In looking for suitable properties to acquire Associations need to ensure that such properties are in good condition and meet satisfactory standards. The properties need not meet new build standards, but generally must provide satisfactory accommodation, appropriate services, a safe environment etc. Although it is not essential to meet all the design requirements contained in Design Standards Guide, it is essential that the condition and the suitability of the accommodation will still fully meet the needs of the people to be housed. For more information on ESP Design Issues.
For further guidance see Specific ESP Design Issues
Procurement - In arranging for the repairs/checks/upgrading works to be undertaken Associations are reminded that the method of procuring the repairs/checks/upgrading works must comply with the requirements of Procurement as set out in Northern Ireland Public Procurement Policy (NIPPP) and associated/applicable Procurement Guidance Notes to ensure Best Value for Money has been obtained.
For further guidance see Procurement Guide
Completion - Associations are reminded that the actual cost of undertaking the repairs / checks / upgrading must be identified prior to application to the NIHE (DPG) for project approval, and must be on a ‘firm’ price basis as there is no provision for adjustment upwards on the application for the final Tranche. Cost overruns will not be funded.
Grant is paid in 2 Tranches, at Acquisition and Completion stages, in accordance with Claiming Payment.
An authorised statement of the repair/checks/upgrading works completed showing the actual costs is required to be submitted to support the completion claim. The authorised statement should take the form of a table/list on Association headed paper showing each address, an itemised complete list of repairs for each individual property with associated costs beside each individual item. The full works costs for each property must be individually totalled to equal the full amount paid to the contractor in respect of that property and finally, be signed by an authorised signatory for the association. All works must be declared. The total cost of works carried out to all properties in the scheme must tally with the information provided on the GP2 form. This statement is then submitted to NIHE (DPG) along with the completed GA1 payment request form. See Forms within this guide and Claiming Payment for details. All relevant invoices must be retained on the association’s file for inspection as required.

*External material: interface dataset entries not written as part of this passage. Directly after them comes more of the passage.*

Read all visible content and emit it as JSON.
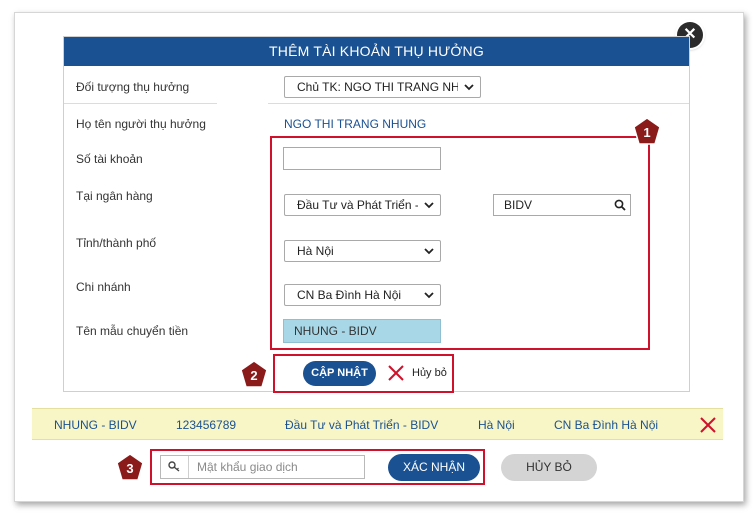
{
  "dialog": {
    "title": "THÊM TÀI KHOẢN THỤ HƯỞNG"
  },
  "form": {
    "beneficiary_type_label": "Đối tượng thụ hưởng",
    "beneficiary_type_value": "Chủ TK: NGO THI TRANG NHU",
    "beneficiary_name_label": "Họ tên người thụ hưởng",
    "beneficiary_name_value": "NGO THI TRANG NHUNG",
    "account_number_label": "Số tài khoản",
    "account_number_value": "",
    "bank_label": "Tại ngân hàng",
    "bank_value": "Đầu Tư và Phát Triển - B",
    "bank_search_value": "BIDV",
    "province_label": "Tỉnh/thành phố",
    "province_value": "Hà Nội",
    "branch_label": "Chi nhánh",
    "branch_value": "CN Ba Đình Hà Nội",
    "template_label": "Tên mẫu chuyển tiền",
    "template_value": "NHUNG - BIDV"
  },
  "actions": {
    "update_label": "CẬP NHẬT",
    "cancel_label": "Hủy bỏ"
  },
  "result_row": {
    "template": "NHUNG - BIDV",
    "account": "123456789",
    "bank": "Đầu Tư và Phát Triển - BIDV",
    "province": "Hà Nội",
    "branch": "CN Ba Đình Hà Nội"
  },
  "confirm": {
    "password_placeholder": "Mật khẩu giao dịch",
    "confirm_label": "XÁC NHẬN",
    "cancel_label": "HỦY BỎ"
  },
  "badges": {
    "one": "1",
    "two": "2",
    "three": "3"
  },
  "colors": {
    "primary": "#1a5192",
    "highlight_red": "#d0112b",
    "badge": "#8b1a1a",
    "result_row_bg": "#f8f6c7",
    "template_bg": "#a8d8e8"
  },
  "icons": {
    "close": "close-icon",
    "chevron": "chevron-down-icon",
    "search": "search-icon",
    "cancel": "x-icon",
    "delete": "delete-icon",
    "key": "key-icon"
  }
}
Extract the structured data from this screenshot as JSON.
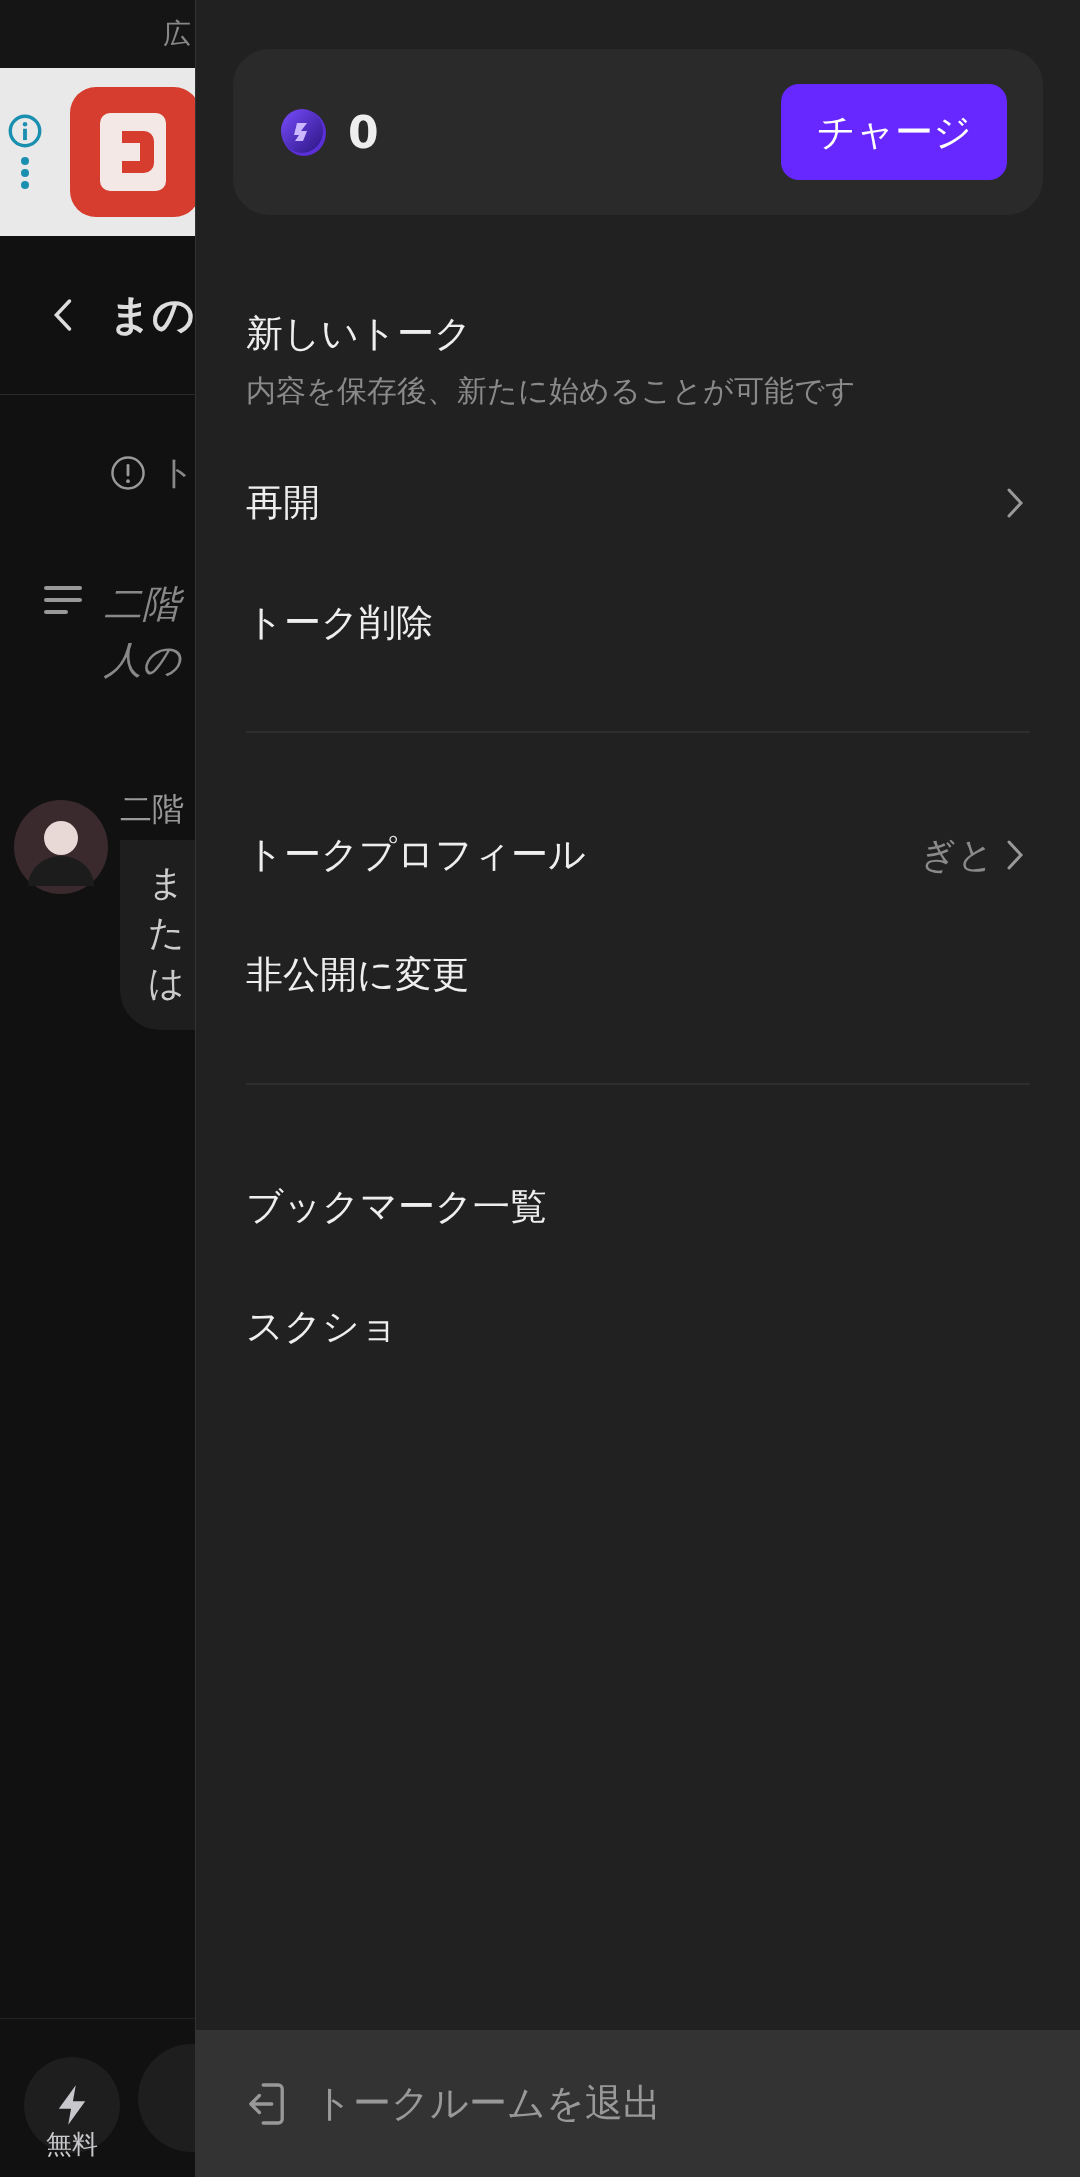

N.B. The completion tranche can only be paid once the acquisition has completed and any works have been carried out.
N.B In non-tariff schemes grant payable will be adjusted downwards where costs come in under the approved amount. Where actual works costs exceed the £15,000 ESP threshold, depending on the no of units, the scheme must be re-approved as a Rehabilitation Acquisition & Works scheme.
For Further Guidance see Band 1 ESP